## Task prompt
Should a line in the entries below contain "content", return that line.

(App and web page records)
# # # # #

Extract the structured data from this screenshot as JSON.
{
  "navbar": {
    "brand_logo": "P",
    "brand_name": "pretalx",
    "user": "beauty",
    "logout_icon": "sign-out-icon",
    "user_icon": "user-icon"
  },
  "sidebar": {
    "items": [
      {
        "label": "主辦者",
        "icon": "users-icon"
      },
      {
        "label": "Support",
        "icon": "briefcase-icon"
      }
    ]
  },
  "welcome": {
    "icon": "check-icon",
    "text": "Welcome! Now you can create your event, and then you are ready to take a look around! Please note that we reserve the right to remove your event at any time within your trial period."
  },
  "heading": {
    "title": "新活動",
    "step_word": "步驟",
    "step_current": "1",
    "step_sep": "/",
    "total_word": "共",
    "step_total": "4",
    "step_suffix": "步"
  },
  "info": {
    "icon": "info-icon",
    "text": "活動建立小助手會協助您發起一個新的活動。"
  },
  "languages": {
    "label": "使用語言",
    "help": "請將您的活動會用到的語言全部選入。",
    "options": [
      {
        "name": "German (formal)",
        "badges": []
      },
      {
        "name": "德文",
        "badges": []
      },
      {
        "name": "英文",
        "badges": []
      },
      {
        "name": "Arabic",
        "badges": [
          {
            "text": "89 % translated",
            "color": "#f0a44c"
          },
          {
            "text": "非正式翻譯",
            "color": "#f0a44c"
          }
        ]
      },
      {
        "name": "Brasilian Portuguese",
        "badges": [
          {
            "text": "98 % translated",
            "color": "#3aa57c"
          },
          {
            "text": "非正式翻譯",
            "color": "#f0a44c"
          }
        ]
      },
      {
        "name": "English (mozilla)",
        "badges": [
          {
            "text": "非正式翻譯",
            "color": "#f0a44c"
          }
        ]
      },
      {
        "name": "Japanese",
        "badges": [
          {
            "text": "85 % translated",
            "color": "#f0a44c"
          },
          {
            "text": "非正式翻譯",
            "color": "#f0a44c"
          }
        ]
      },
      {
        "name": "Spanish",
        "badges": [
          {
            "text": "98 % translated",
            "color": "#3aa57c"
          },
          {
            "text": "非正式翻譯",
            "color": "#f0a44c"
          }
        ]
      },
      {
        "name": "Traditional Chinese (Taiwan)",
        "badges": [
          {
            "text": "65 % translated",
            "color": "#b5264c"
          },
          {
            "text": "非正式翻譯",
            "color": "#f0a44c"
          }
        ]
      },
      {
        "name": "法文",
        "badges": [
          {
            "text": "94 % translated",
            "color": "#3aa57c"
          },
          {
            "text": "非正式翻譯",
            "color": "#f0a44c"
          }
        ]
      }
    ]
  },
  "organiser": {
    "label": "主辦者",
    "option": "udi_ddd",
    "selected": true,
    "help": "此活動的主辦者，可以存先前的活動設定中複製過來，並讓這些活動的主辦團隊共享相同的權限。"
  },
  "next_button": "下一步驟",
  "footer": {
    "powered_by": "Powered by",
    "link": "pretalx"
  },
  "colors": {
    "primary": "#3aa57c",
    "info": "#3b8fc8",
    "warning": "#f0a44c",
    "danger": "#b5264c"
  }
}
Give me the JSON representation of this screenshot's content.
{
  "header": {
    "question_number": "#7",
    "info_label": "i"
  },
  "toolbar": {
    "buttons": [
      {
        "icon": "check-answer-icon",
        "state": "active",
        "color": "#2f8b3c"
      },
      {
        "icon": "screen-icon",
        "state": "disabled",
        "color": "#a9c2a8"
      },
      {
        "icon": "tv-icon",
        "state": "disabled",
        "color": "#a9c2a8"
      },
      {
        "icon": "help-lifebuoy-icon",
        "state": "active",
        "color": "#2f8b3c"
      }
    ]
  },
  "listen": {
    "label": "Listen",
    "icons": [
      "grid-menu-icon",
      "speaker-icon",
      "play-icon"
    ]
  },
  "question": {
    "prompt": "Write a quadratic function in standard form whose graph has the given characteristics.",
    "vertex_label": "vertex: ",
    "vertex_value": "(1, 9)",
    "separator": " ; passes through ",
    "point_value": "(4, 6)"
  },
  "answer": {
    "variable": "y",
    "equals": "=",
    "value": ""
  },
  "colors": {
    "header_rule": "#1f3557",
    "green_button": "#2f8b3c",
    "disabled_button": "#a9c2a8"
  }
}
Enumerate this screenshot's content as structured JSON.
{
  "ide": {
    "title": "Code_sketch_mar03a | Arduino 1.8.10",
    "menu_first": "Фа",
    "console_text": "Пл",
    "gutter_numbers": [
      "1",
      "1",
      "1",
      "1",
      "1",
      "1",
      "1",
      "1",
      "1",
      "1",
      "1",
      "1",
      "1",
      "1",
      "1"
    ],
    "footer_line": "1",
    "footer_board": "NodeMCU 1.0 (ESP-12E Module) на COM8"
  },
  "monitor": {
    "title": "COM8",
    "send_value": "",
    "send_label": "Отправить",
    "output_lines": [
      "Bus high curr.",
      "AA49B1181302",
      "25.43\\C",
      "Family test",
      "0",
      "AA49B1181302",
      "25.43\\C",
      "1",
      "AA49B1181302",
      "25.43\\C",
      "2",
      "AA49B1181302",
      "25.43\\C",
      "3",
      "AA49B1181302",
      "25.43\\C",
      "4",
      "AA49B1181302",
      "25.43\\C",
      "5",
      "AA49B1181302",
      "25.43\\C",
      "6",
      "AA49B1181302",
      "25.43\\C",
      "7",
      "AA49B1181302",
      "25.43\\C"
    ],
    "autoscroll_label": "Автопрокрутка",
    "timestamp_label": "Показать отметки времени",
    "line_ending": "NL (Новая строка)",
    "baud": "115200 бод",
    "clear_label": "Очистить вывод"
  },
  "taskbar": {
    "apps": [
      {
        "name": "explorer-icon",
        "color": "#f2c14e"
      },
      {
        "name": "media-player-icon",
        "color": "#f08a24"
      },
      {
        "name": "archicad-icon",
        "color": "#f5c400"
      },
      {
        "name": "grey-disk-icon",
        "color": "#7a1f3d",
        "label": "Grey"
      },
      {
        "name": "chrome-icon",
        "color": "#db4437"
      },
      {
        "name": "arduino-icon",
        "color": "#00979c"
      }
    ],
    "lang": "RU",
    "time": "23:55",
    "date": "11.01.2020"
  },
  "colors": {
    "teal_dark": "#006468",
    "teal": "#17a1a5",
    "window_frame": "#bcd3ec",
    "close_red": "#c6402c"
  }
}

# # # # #

## Finished exercise
Give me the JSON representation of this screenshot's content.
Enumerate this screenshot's content as structured JSON.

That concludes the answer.